Whilst many advisory firms benefit from very low levels of client attrition, others would acknowledge that hanging on to high value, profitable clients has, in these volatile market conditions, been more challenging than it should be, so I thought it might be useful to look at the key reasons clients leave. Research consistently suggests that the two principle causes of client dissatisfaction (and hence defection) are poor service and poor communication. Whilst losing certain clients (overly demanding, unprofitable, unappreciative, “difficult”) might be seen as a bit of a result, on the whole, client retention is a key driver of profitability.
So, what are the 4 most effective ways to lose clients;
Whether that’s in person, by email or over the phone, if you don’t constantly and consistently acknowledge that they exist, they’ll walk… eventually. I read the other day that some retailers impose a “10 Foot Rule” that requires customers to be acknowledged by staff if they are within 10 feet. Find ways to keep in touch and make sure your phones are answered quickly and enthusiastically.
Make it difficult to do business with you.
Being difficult to get hold of, being unresponsive or taking too much time to get back to clients are guaranteed to undermine their trust in you. Such behaviour suggests (even if it’s not true) that you just don’t care. Particularly in todays culture of “immediate expectation”. Don’t make clients have to work hard when they interact with you. I recently tried to move a reasonable amount of cash to a new bank. Having completed the application, I had a couple of questions. Finding someone who could answer them was incredibly difficult and when I did they asked me to keep a note of the date I posted the application “in case it went astray!” The completed application went in the bin, not the post!
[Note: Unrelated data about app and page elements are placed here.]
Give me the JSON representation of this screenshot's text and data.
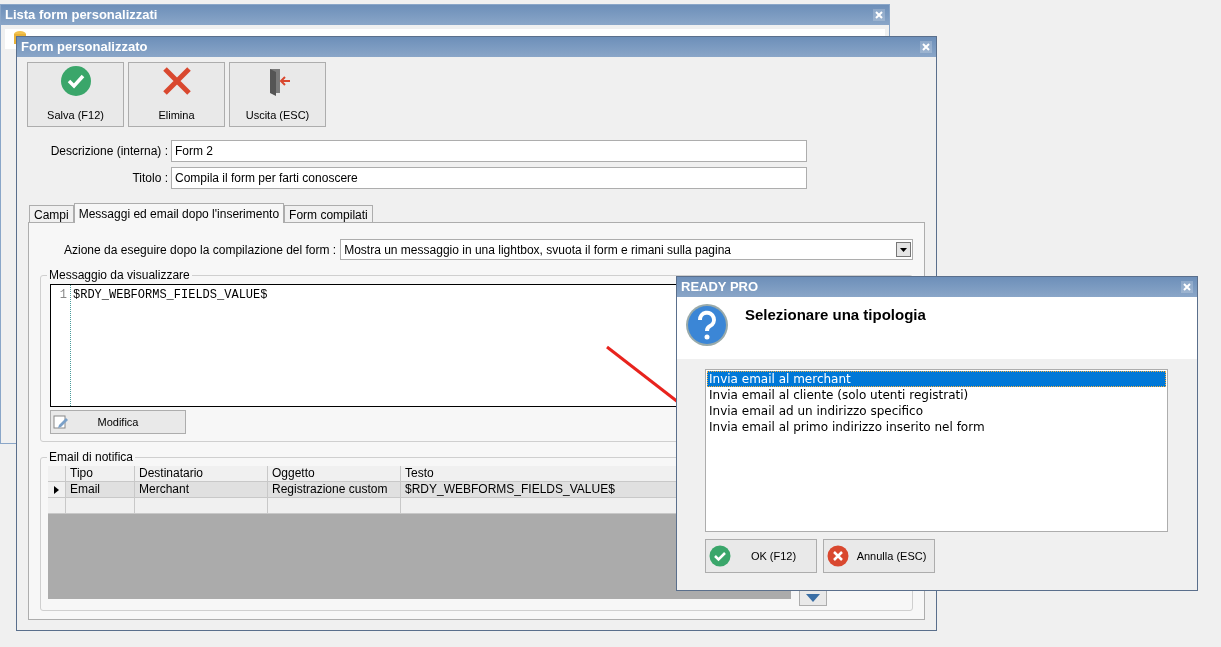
{
  "back_window": {
    "title": "Lista form personalizzati"
  },
  "window": {
    "title": "Form personalizzato",
    "toolbar": [
      {
        "kind": "save",
        "label": "Salva (F12)"
      },
      {
        "kind": "delete",
        "label": "Elimina"
      },
      {
        "kind": "exit",
        "label": "Uscita (ESC)"
      }
    ],
    "fields": [
      {
        "label": "Descrizione (interna) :",
        "value": "Form 2"
      },
      {
        "label": "Titolo :",
        "value": "Compila il form per farti conoscere"
      }
    ],
    "tabs": [
      {
        "label": "Campi",
        "selected": false
      },
      {
        "label": "Messaggi ed email dopo l'inserimento",
        "selected": true
      },
      {
        "label": "Form compilati",
        "selected": false
      }
    ],
    "action": {
      "label": "Azione da eseguire dopo la compilazione del form :",
      "value": "Mostra un messaggio in una lightbox, svuota il form e rimani sulla pagina"
    },
    "message_group": {
      "title": "Messaggio da visualizzare",
      "lines": [
        {
          "number": "1",
          "text": "$RDY_WEBFORMS_FIELDS_VALUE$"
        }
      ],
      "edit_button": "Modifica"
    },
    "email_group": {
      "title": "Email di notifica",
      "columns": [
        "Tipo",
        "Destinatario",
        "Oggetto",
        "Testo"
      ],
      "rows": [
        {
          "current": true,
          "cells": [
            "Email",
            "Merchant",
            "Registrazione custom",
            "$RDY_WEBFORMS_FIELDS_VALUE$"
          ]
        },
        {
          "current": false,
          "cells": []
        }
      ]
    }
  },
  "dialog": {
    "title": "READY PRO",
    "heading": "Selezionare una tipologia",
    "options": [
      {
        "label": "Invia email al merchant",
        "selected": true
      },
      {
        "label": "Invia email al cliente (solo utenti registrati)",
        "selected": false
      },
      {
        "label": "Invia email ad un indirizzo specifico",
        "selected": false
      },
      {
        "label": "Invia email al primo indirizzo inserito nel form",
        "selected": false
      }
    ],
    "buttons": [
      {
        "kind": "ok",
        "label": "OK (F12)"
      },
      {
        "kind": "cancel",
        "label": "Annulla (ESC)"
      }
    ]
  }
}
Break your promises.
Be reliable. Being reliable is the quickest way to build trust, so if you say you’ll do something, do it. And do it in the agreed timescale. All the time, every time, no excuses.
Don’t listen to them.
It’s commercial suicide not to listen to what your customers are telling you. Whether that’s listening to what they say they want/need, listening to what they have to say about your service or your business. Don’t wait for them to come to you. Be proactive. Find ways to engage with clients formally and informally and ask them for their feedback and ideas. They’ll be delighted you asked. Make sure however that you respond to what they say. Use the feedback to make changes to your proposition or the way you deliver your service.
What are your tips for avoiding client defections?